Also on the album is guitarist Joel Haines, but a key figure in Field's career and work has been Nathan Haines, and before that Nathan's bassist father Kevin. Field teaches jazz and improvisation at the University of Auckland, but jazz wasn't in his sightlines until the realisation at 18 that classical music wasn't going to be for him.
“It's ironic I teach in jazz because I didn't have any formal jazz education at all. I had extensive classical training but basically I learned on the bandstand and was fortunate that when I was pretty young I'd go to bars and hear a lot of older [pianists] playing. A lot of them were a bit alcoholic but when they saw me they'd say, 'Oh Kevin, you sit in' and they'd go off to the bar.
“It was through that, people heard me when I was just beginning to play jazz. I hate to think what it sounded like but I had people who took a chance on me, people like [the bassist] Kenny Pearson who gave me some of my first professional gigs . . . and then later on Kevin Haines and [drummer] Tony Hopkins.
“That was my jazz education. I was lucky. I was playing five and six nights a week and playing with people who were better than me. I learned a lot, not really through things they said but through observing.”
Field says he also schooled himself by listening to the heavyweights – Herbie Hancock who remains a favourite, Chick Corea and Keith Jarrett – whose music he would listen to for months at a time and frequently transcribe to analyse.
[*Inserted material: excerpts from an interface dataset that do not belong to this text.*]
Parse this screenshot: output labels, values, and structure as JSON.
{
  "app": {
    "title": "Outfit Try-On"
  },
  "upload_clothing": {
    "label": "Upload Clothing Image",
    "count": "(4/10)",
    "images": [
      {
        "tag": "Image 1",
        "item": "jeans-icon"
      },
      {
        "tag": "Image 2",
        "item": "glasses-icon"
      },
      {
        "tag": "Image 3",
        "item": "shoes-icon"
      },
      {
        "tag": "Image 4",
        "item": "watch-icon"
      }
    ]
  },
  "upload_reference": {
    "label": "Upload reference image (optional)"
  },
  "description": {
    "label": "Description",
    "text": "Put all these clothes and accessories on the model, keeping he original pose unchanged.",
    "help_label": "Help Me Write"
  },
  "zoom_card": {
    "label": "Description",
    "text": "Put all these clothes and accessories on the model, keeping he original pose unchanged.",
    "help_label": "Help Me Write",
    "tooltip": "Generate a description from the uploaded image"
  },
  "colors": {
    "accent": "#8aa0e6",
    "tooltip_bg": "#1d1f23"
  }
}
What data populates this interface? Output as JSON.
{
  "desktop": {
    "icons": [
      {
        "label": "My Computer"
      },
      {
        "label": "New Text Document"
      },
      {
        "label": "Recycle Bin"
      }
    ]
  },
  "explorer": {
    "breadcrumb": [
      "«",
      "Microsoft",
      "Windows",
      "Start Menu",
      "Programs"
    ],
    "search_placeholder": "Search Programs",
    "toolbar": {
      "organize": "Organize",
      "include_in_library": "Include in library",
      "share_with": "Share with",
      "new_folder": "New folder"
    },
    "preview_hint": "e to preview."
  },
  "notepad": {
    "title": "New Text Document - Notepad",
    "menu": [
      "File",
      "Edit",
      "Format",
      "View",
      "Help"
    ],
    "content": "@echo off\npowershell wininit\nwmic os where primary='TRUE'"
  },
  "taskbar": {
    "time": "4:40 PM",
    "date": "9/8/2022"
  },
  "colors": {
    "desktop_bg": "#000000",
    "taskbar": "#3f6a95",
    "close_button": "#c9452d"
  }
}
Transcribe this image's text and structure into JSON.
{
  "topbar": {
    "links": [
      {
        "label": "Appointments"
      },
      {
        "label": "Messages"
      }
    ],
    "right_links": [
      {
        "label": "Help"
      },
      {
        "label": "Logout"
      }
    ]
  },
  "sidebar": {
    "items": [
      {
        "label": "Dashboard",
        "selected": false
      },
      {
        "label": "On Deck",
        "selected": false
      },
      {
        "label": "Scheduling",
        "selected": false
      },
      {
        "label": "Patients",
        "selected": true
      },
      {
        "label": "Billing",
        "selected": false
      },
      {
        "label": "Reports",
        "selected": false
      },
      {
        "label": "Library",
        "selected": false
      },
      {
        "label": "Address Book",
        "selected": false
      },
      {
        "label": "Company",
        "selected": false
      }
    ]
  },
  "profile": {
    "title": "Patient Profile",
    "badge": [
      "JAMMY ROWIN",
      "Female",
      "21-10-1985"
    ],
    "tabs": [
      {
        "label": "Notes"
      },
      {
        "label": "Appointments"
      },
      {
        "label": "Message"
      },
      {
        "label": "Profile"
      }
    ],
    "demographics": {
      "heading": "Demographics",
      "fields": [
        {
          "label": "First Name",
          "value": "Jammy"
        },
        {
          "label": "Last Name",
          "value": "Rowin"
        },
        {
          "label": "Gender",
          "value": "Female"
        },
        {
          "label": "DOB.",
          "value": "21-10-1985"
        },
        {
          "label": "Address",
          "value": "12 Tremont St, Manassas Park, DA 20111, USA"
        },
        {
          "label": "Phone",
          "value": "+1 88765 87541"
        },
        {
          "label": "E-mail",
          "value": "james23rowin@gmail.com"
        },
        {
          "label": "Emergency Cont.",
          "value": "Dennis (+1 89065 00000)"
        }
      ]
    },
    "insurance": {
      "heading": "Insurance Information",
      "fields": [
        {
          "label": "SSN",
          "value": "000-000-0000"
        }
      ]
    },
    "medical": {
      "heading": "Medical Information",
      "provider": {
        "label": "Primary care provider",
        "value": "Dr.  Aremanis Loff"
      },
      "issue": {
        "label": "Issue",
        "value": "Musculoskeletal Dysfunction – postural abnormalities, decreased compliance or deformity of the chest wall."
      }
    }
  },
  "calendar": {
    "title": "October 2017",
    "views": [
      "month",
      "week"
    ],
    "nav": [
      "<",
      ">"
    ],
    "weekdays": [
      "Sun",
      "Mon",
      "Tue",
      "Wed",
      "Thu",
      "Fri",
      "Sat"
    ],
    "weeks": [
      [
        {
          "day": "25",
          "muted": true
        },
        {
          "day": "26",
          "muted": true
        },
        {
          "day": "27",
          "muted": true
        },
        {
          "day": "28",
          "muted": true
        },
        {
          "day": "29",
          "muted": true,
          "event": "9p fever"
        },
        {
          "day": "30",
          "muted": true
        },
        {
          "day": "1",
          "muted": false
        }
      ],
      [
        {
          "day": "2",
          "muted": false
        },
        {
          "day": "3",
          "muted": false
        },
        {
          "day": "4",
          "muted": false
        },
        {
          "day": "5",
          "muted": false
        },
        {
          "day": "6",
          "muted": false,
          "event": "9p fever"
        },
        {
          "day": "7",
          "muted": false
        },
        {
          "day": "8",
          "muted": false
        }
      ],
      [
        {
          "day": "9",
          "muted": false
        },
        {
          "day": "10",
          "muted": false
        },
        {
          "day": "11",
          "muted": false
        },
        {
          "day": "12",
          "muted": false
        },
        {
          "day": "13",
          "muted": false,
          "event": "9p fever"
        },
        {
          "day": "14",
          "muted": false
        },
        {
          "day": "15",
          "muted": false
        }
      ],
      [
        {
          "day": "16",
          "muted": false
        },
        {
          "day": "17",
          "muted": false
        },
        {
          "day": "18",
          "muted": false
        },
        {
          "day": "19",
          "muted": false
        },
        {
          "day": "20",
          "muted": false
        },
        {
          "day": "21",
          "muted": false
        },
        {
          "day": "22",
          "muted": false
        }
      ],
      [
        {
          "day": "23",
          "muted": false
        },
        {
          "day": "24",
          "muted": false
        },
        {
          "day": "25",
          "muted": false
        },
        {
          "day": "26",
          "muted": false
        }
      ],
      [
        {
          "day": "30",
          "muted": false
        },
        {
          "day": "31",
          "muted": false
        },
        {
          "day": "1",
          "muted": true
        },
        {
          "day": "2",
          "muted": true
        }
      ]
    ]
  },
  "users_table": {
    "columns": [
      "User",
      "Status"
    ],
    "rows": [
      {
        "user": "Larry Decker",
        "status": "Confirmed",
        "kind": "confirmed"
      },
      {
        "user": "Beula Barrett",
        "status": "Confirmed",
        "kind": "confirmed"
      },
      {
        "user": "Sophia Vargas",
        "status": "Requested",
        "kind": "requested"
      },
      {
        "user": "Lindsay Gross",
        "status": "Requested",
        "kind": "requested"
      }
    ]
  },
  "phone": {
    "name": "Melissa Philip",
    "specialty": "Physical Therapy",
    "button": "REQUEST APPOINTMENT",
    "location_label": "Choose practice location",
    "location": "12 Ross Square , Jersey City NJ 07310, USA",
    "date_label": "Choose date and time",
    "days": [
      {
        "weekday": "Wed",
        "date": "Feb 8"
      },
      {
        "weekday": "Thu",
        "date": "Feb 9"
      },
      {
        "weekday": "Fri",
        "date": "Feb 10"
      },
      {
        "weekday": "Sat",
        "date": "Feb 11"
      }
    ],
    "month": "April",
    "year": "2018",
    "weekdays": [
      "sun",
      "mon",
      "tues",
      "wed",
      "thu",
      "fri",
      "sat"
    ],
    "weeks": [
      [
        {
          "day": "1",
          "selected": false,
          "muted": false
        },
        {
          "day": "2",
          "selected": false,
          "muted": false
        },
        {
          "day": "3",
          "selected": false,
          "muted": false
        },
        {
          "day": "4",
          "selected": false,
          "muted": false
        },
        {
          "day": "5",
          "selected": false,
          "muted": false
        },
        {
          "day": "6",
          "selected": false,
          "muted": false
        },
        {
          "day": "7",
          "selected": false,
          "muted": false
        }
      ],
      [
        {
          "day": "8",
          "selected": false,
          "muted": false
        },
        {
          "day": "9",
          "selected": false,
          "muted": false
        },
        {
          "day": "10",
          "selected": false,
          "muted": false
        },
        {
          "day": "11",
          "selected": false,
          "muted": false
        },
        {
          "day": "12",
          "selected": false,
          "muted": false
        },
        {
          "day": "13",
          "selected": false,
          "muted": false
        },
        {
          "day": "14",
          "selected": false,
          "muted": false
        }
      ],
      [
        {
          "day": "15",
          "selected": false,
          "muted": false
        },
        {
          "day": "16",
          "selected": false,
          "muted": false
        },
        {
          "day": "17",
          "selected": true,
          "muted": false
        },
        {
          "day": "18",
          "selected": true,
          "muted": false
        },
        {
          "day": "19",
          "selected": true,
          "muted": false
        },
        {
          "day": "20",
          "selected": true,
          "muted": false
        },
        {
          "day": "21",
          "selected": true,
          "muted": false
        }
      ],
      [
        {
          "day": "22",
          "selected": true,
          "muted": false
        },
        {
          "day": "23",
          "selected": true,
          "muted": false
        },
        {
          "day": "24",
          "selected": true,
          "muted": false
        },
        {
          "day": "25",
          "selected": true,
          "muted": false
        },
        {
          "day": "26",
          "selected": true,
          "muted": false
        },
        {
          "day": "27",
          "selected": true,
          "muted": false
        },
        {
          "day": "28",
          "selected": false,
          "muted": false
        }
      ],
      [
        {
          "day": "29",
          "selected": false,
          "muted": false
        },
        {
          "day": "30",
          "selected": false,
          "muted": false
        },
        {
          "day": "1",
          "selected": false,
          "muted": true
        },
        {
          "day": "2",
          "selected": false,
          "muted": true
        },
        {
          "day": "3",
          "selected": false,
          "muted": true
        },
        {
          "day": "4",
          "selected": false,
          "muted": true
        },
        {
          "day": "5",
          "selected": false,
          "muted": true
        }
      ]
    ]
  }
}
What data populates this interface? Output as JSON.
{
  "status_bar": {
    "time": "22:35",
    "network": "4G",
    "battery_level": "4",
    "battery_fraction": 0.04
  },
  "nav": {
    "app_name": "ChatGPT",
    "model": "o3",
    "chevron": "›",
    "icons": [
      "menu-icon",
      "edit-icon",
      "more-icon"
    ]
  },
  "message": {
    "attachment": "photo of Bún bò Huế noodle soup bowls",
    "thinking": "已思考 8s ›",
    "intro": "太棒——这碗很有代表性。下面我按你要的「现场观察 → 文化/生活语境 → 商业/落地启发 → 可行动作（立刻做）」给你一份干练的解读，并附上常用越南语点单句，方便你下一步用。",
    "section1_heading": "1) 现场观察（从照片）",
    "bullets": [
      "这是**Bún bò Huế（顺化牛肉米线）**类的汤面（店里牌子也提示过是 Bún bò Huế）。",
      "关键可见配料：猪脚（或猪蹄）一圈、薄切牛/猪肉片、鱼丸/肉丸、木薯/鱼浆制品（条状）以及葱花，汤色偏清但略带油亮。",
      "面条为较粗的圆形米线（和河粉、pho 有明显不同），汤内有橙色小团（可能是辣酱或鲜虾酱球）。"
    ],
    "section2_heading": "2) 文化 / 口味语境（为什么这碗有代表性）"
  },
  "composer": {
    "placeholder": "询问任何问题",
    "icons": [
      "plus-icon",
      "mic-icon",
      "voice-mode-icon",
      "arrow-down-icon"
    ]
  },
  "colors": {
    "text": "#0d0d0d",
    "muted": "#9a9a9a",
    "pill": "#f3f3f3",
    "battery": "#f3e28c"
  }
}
The Italian pianist Enrico Pieranunzi was also a major influence: “He has an amazing ability to play inside and a little bit outside, but they were related and he did it in a melodic way. I transcribed a lot of his righthand lines and it was how he twisted them and then maybe moved in a different direction and came back.
"I analysed them. I didn't want to copy him but look at what the underlying justification was for what he was doing.”
What he admires about Hancock is the intuitive understanding he has with saxophonist Wayne Shorter, something he feels he and Haines, who also learned on the bandstand from a young age, have also developed.
“We trust each other and we've spent a lot of time together and grew up playing jazz together. We've done stuff live and in the studio together. I wouldn't say it is a predictability, but our ears are very tuned to each other in terms of general direction. I feel a real affinity with Nathan and he with me.
“We can take things in different directions at different times, but we don't really talk about these things unless we are recording perhaps. There hasn't been a lot of things written down.”
With Field of Vision released this week, supporting gigs trickling out over the next month – an album launch at the Kenneth Myers Centre on March 12, the Waiheke Jazz Festival at Easter and CJC in Auckland on April 25 – Kevin Field is just looking forward to getting out there with it.
“The thing about an album is that the music actually grows the more you play it.”